Close this search box.

Medical School Applicants Get to Be a “DO for a Day”

Before coming to BCOM, first year student Emily Hanka attended a “DO for a Day” event at A.T. Still University School of Osteopathic Medicine in Mesa, Arizona. She spent a day shadowing a medical student and got her first introduction to Osteopathic Manipulative Medicine (OMM). She said the experience not only confirmed her desire to pursue osteopathic medicine, it opened her eyes to what it really takes to get through medical school.

“Everyone at A.T. Still was nice and welcoming.
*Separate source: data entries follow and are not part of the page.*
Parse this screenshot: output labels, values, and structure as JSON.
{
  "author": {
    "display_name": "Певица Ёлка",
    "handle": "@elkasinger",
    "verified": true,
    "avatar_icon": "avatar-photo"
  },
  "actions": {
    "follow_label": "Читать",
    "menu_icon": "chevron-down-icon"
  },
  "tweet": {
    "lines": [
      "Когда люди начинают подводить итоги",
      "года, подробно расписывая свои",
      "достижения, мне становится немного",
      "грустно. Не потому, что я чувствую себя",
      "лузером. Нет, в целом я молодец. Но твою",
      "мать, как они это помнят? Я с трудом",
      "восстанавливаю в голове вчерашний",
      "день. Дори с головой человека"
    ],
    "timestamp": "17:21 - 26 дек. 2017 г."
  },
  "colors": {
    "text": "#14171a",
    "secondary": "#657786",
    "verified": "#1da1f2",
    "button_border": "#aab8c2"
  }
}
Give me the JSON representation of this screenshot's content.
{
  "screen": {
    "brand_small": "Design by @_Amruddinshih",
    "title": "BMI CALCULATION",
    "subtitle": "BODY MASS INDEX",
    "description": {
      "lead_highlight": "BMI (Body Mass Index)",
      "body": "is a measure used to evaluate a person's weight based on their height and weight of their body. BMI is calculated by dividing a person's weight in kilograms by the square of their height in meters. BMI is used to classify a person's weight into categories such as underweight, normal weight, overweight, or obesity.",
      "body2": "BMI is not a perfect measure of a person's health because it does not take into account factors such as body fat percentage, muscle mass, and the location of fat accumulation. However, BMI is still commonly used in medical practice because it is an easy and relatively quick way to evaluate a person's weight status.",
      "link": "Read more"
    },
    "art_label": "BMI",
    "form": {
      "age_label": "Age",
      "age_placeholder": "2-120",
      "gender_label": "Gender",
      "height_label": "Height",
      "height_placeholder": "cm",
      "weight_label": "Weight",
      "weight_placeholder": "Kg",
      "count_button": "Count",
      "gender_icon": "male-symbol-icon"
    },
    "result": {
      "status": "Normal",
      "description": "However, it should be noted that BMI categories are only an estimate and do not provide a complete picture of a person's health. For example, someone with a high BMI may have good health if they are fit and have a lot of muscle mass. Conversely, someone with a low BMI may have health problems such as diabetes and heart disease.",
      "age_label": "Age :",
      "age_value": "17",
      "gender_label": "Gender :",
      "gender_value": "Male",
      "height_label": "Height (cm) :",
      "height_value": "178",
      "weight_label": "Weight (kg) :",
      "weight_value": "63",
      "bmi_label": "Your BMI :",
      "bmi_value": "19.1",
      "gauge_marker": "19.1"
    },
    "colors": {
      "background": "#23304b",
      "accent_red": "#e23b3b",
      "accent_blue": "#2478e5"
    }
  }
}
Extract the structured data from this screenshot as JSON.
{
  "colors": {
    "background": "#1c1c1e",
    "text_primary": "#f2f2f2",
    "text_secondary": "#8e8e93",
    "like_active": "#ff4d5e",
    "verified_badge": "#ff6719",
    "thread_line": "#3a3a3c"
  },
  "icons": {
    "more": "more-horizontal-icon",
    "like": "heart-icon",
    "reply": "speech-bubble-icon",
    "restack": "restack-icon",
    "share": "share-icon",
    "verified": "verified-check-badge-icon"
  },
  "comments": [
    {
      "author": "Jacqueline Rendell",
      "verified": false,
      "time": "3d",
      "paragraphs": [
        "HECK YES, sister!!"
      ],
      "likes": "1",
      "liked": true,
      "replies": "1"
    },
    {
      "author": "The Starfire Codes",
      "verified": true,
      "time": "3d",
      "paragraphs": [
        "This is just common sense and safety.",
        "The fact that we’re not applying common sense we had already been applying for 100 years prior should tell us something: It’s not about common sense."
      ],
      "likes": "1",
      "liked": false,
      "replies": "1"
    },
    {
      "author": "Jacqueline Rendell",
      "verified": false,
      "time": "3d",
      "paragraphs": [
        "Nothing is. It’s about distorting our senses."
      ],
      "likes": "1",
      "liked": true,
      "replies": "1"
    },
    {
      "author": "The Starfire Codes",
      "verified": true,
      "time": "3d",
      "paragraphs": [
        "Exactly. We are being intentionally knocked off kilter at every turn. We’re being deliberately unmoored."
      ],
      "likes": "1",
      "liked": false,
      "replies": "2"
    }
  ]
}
They answered all my questions and, to me, it said a lot about the school and the type of people that go there,” Hanka said. “When I came to BCOM, I could see that our students were the same way and I thought we should do something similar to reach out to people thinking of applying here so they can experience the culture, see the school firsthand, and find out it fits into their goals.”

Hanka, and other members of BCOM’s Student Osteopathic Medical Association (SOMA), decided to launch their own version of the DO for a Day program. The first event, held last December, drew in 13 students with medical school aspirations. The second event in March, was filled to the max capacity of 22 before it was even announced and there is already waitlist for the April event.

Hanka thinks students enrolled in BCOM’s community MCAT Prep Course and university advisors have been spreading the word. “When we did the first course we sent the online sign-up link to all the premed advisors in the region. Everyone’s pretty tech-savy these days and they must have been continuously checking the link for the next scheduled event because we opened it again for sign-ups and had over 25 people before we could even announce it.”

The program is geared toward premed students who are actively trying to get into medical school. Participants must be adults, but that is the only restriction. Each DO for a Day event is different as it depends on what classes are scheduled for that day. Participants arrive at 7:30 am and are matched with a BCOM first year student mentor. After classes, they get to hear from BCOM Admissions, tour the school, see an OMM demonstration, and experience the SIM Lab. There is even a time for the DO for a Day students to talk to the medical students about their med school interviews and listen to their BCOM mentor answer interviewees questions.

For the March event, students were in class from 8 am to 3 pm, learning about reproductive anatomy. The classroom schedule for the date of the April event is only from 8 am to 11 am, but Hanka said that’s all part of the experience. “Some days in medical school are ridiculously long and you want to poke your eyes out by the end of the day, but they need to know that if they want to make it here,” she said.

Brian Rodriguez, a student at UTEP, heard about DO for a Day through his university’s Medical Professions Organization. He said before this experience he didn’t realize that medical schools are either allopathic or osteopathic and that he’s seriously considering pursing osteopathic medicine, perhaps even at BCOM.

“I paid attention during the lectures and learned some neat material, even though the classes were pretty difficult,” Rodriguez added. “My BCOM mentor, Avery Neal, and a few friends were nice enough to share some suggestions on how to make note taking, homework, and the path to medical school easier.”

It’s exactly the experience Hanka hopes all the DO for a Day participants have. She plans to keep the program going and she envisions handing down “this amazing opportunity to gain leadership experience” to the next group of first year students with each incoming class.

“We’re doing this mostly as a service to those who want to be in our shoes, because we’ve all been where they are right now trying to get into medical school,” she said. “And also we want to market BCOM and show it off a little. We want good students to come to BCOM because if we get good students, we get good doctors in our community.”